## REQUIREMENT
Every picture is to be removed, and all the data is to be copied exactly.

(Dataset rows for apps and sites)

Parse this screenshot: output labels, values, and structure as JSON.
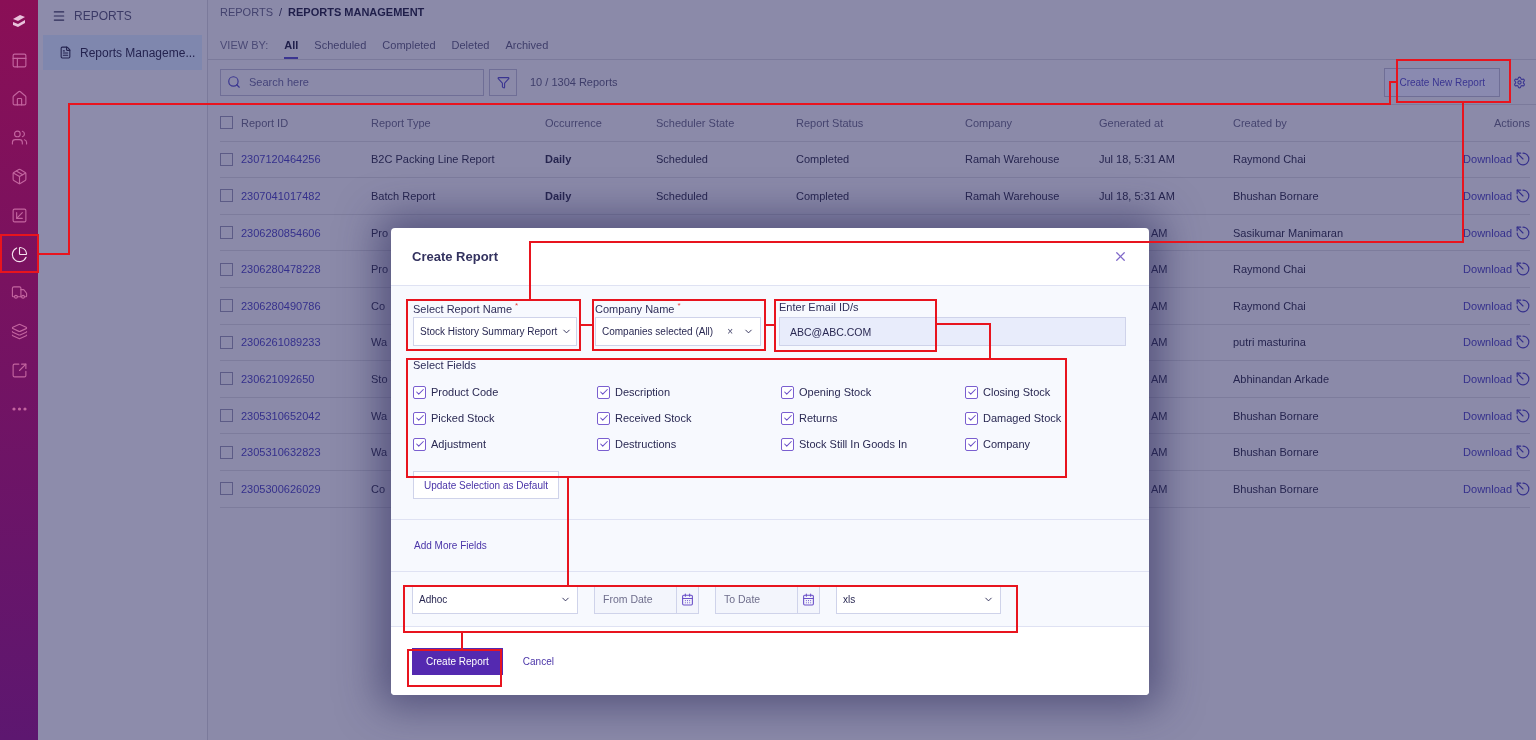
{
  "rail": [
    {
      "selected": false
    },
    {
      "selected": false
    },
    {
      "selected": false
    },
    {
      "selected": false
    },
    {
      "selected": false
    },
    {
      "selected": true
    },
    {
      "selected": false
    },
    {
      "selected": false
    },
    {
      "selected": false
    },
    {
      "selected": false
    }
  ],
  "sidebar": {
    "title": "REPORTS",
    "items": [
      {
        "label": "Reports Manageme...",
        "selected": true
      }
    ]
  },
  "breadcrumb": {
    "items": [
      "REPORTS",
      "REPORTS MANAGEMENT"
    ],
    "separator": "/"
  },
  "view_by": {
    "label": "VIEW BY:",
    "tabs": [
      {
        "label": "All",
        "selected": true
      },
      {
        "label": "Scheduled",
        "selected": false
      },
      {
        "label": "Completed",
        "selected": false
      },
      {
        "label": "Deleted",
        "selected": false
      },
      {
        "label": "Archived",
        "selected": false
      }
    ]
  },
  "toolbar": {
    "search_placeholder": "Search here",
    "count": "10 / 1304 Reports",
    "create_button": "Create New Report"
  },
  "table": {
    "select_all_checked": false,
    "columns": [
      "Report ID",
      "Report Type",
      "Occurrence",
      "Scheduler State",
      "Report Status",
      "Company",
      "Generated at",
      "Created by",
      "Actions"
    ],
    "rows": [
      {
        "kind": "full",
        "checked": false,
        "id": "2307120464256",
        "type": "B2C Packing Line Report",
        "occurrence": "Daily",
        "scheduler": "Scheduled",
        "status": "Completed",
        "company": "Ramah Warehouse",
        "generated": "Jul 18, 5:31 AM",
        "created_by": "Raymond Chai",
        "action": "Download"
      },
      {
        "kind": "full",
        "checked": false,
        "id": "2307041017482",
        "type": "Batch Report",
        "occurrence": "Daily",
        "scheduler": "Scheduled",
        "status": "Completed",
        "company": "Ramah Warehouse",
        "generated": "Jul 18, 5:31 AM",
        "created_by": "Bhushan Bornare",
        "action": "Download"
      },
      {
        "kind": "covered",
        "checked": false,
        "id": "2306280854606",
        "type": "Pro",
        "generated": "AM",
        "created_by": "Sasikumar Manimaran",
        "action": "Download"
      },
      {
        "kind": "covered",
        "checked": false,
        "id": "2306280478228",
        "type": "Pro",
        "generated": "AM",
        "created_by": "Raymond Chai",
        "action": "Download"
      },
      {
        "kind": "covered",
        "checked": false,
        "id": "2306280490786",
        "type": "Co",
        "generated": "AM",
        "created_by": "Raymond Chai",
        "action": "Download"
      },
      {
        "kind": "covered",
        "checked": false,
        "id": "2306261089233",
        "type": "Wa",
        "generated": "AM",
        "created_by": "putri masturina",
        "action": "Download"
      },
      {
        "kind": "covered",
        "checked": false,
        "id": "230621092650",
        "type": "Sto",
        "generated": "AM",
        "created_by": "Abhinandan Arkade",
        "action": "Download"
      },
      {
        "kind": "covered",
        "checked": false,
        "id": "2305310652042",
        "type": "Wa",
        "generated": "AM",
        "created_by": "Bhushan Bornare",
        "action": "Download"
      },
      {
        "kind": "covered",
        "checked": false,
        "id": "2305310632823",
        "type": "Wa",
        "generated": "AM",
        "created_by": "Bhushan Bornare",
        "action": "Download"
      },
      {
        "kind": "covered",
        "checked": false,
        "id": "2305300626029",
        "type": "Co",
        "generated": "AM",
        "created_by": "Bhushan Bornare",
        "action": "Download"
      }
    ]
  },
  "modal": {
    "title": "Create Report",
    "report_name": {
      "label": "Select Report Name $^{*}$",
      "value": "Stock History Summary Report"
    },
    "company": {
      "label": "Company Name $^{*}$",
      "value": "Companies selected (All)",
      "clear": "×"
    },
    "email": {
      "label": "Enter Email ID/s",
      "value": "ABC@ABC.COM"
    },
    "select_fields": {
      "title": "Select Fields",
      "options": [
        {
          "label": "Product Code",
          "checked": true
        },
        {
          "label": "Description",
          "checked": true
        },
        {
          "label": "Opening Stock",
          "checked": true
        },
        {
          "label": "Closing Stock",
          "checked": true
        },
        {
          "label": "Picked Stock",
          "checked": true
        },
        {
          "label": "Received Stock",
          "checked": true
        },
        {
          "label": "Returns",
          "checked": true
        },
        {
          "label": "Damaged Stock",
          "checked": true
        },
        {
          "label": "Adjustment",
          "checked": true
        },
        {
          "label": "Destructions",
          "checked": true
        },
        {
          "label": "Stock Still In Goods In",
          "checked": true
        },
        {
          "label": "Company",
          "checked": true
        }
      ]
    },
    "update_button": "Update Selection as Default",
    "add_more_link": "Add More Fields",
    "schedule": {
      "value": "Adhoc"
    },
    "from_date": {
      "placeholder": "From Date"
    },
    "to_date": {
      "placeholder": "To Date"
    },
    "format": {
      "value": "xls"
    },
    "submit": "Create Report",
    "cancel": "Cancel"
  }
}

## RESULT FOR THIS EXERCISE
Parse this screenshot: output labels, values, and structure as JSON.
{
  "rail": [
    {
      "selected": false
    },
    {
      "selected": false
    },
    {
      "selected": false
    },
    {
      "selected": false
    },
    {
      "selected": false
    },
    {
      "selected": true
    },
    {
      "selected": false
    },
    {
      "selected": false
    },
    {
      "selected": false
    },
    {
      "selected": false
    }
  ],
  "sidebar": {
    "title": "REPORTS",
    "items": [
      {
        "label": "Reports Manageme...",
        "selected": true
      }
    ]
  },
  "breadcrumb": {
    "items": [
      "REPORTS",
      "REPORTS MANAGEMENT"
    ],
    "separator": "/"
  },
  "view_by": {
    "label": "VIEW BY:",
    "tabs": [
      {
        "label": "All",
        "selected": true
      },
      {
        "label": "Scheduled",
        "selected": false
      },
      {
        "label": "Completed",
        "selected": false
      },
      {
        "label": "Deleted",
        "selected": false
      },
      {
        "label": "Archived",
        "selected": false
      }
    ]
  },
  "toolbar": {
    "search_placeholder": "Search here",
    "count": "10 / 1304 Reports",
    "create_button": "Create New Report"
  },
  "table": {
    "select_all_checked": false,
    "columns": [
      "Report ID",
      "Report Type",
      "Occurrence",
      "Scheduler State",
      "Report Status",
      "Company",
      "Generated at",
      "Created by",
      "Actions"
    ],
    "rows": [
      {
        "kind": "full",
        "checked": false,
        "id": "2307120464256",
        "type": "B2C Packing Line Report",
        "occurrence": "Daily",
        "scheduler": "Scheduled",
        "status": "Completed",
        "company": "Ramah Warehouse",
        "generated": "Jul 18, 5:31 AM",
        "created_by": "Raymond Chai",
        "action": "Download"
      },
      {
        "kind": "full",
        "checked": false,
        "id": "2307041017482",
        "type": "Batch Report",
        "occurrence": "Daily",
        "scheduler": "Scheduled",
        "status": "Completed",
        "company": "Ramah Warehouse",
        "generated": "Jul 18, 5:31 AM",
        "created_by": "Bhushan Bornare",
        "action": "Download"
      },
      {
        "kind": "covered",
        "checked": false,
        "id": "2306280854606",
        "type": "Pro",
        "generated": "AM",
        "created_by": "Sasikumar Manimaran",
        "action": "Download"
      },
      {
        "kind": "covered",
        "checked": false,
        "id": "2306280478228",
        "type": "Pro",
        "generated": "AM",
        "created_by": "Raymond Chai",
        "action": "Download"
      },
      {
        "kind": "covered",
        "checked": false,
        "id": "2306280490786",
        "type": "Co",
        "generated": "AM",
        "created_by": "Raymond Chai",
        "action": "Download"
      },
      {
        "kind": "covered",
        "checked": false,
        "id": "2306261089233",
        "type": "Wa",
        "generated": "AM",
        "created_by": "putri masturina",
        "action": "Download"
      },
      {
        "kind": "covered",
        "checked": false,
        "id": "230621092650",
        "type": "Sto",
        "generated": "AM",
        "created_by": "Abhinandan Arkade",
        "action": "Download"
      },
      {
        "kind": "covered",
        "checked": false,
        "id": "2305310652042",
        "type": "Wa",
        "generated": "AM",
        "created_by": "Bhushan Bornare",
        "action": "Download"
      },
      {
        "kind": "covered",
        "checked": false,
        "id": "2305310632823",
        "type": "Wa",
        "generated": "AM",
        "created_by": "Bhushan Bornare",
        "action": "Download"
      },
      {
        "kind": "covered",
        "checked": false,
        "id": "2305300626029",
        "type": "Co",
        "generated": "AM",
        "created_by": "Bhushan Bornare",
        "action": "Download"
      }
    ]
  },
  "modal": {
    "title": "Create Report",
    "report_name": {
      "label": "Select Report Name $^{*}$",
      "value": "Stock History Summary Report"
    },
    "company": {
      "label": "Company Name $^{*}$",
      "value": "Companies selected (All)",
      "clear": "×"
    },
    "email": {
      "label": "Enter Email ID/s",
      "value": "ABC@ABC.COM"
    },
    "select_fields": {
      "title": "Select Fields",
      "options": [
        {
          "label": "Product Code",
          "checked": true
        },
        {
          "label": "Description",
          "checked": true
        },
        {
          "label": "Opening Stock",
          "checked": true
        },
        {
          "label": "Closing Stock",
          "checked": true
        },
        {
          "label": "Picked Stock",
          "checked": true
        },
        {
          "label": "Received Stock",
          "checked": true
        },
        {
          "label": "Returns",
          "checked": true
        },
        {
          "label": "Damaged Stock",
          "checked": true
        },
        {
          "label": "Adjustment",
          "checked": true
        },
        {
          "label": "Destructions",
          "checked": true
        },
        {
          "label": "Stock Still In Goods In",
          "checked": true
        },
        {
          "label": "Company",
          "checked": true
        }
      ]
    },
    "update_button": "Update Selection as Default",
    "add_more_link": "Add More Fields",
    "schedule": {
      "value": "Adhoc"
    },
    "from_date": {
      "placeholder": "From Date"
    },
    "to_date": {
      "placeholder": "To Date"
    },
    "format": {
      "value": "xls"
    },
    "submit": "Create Report",
    "cancel": "Cancel"
  }
}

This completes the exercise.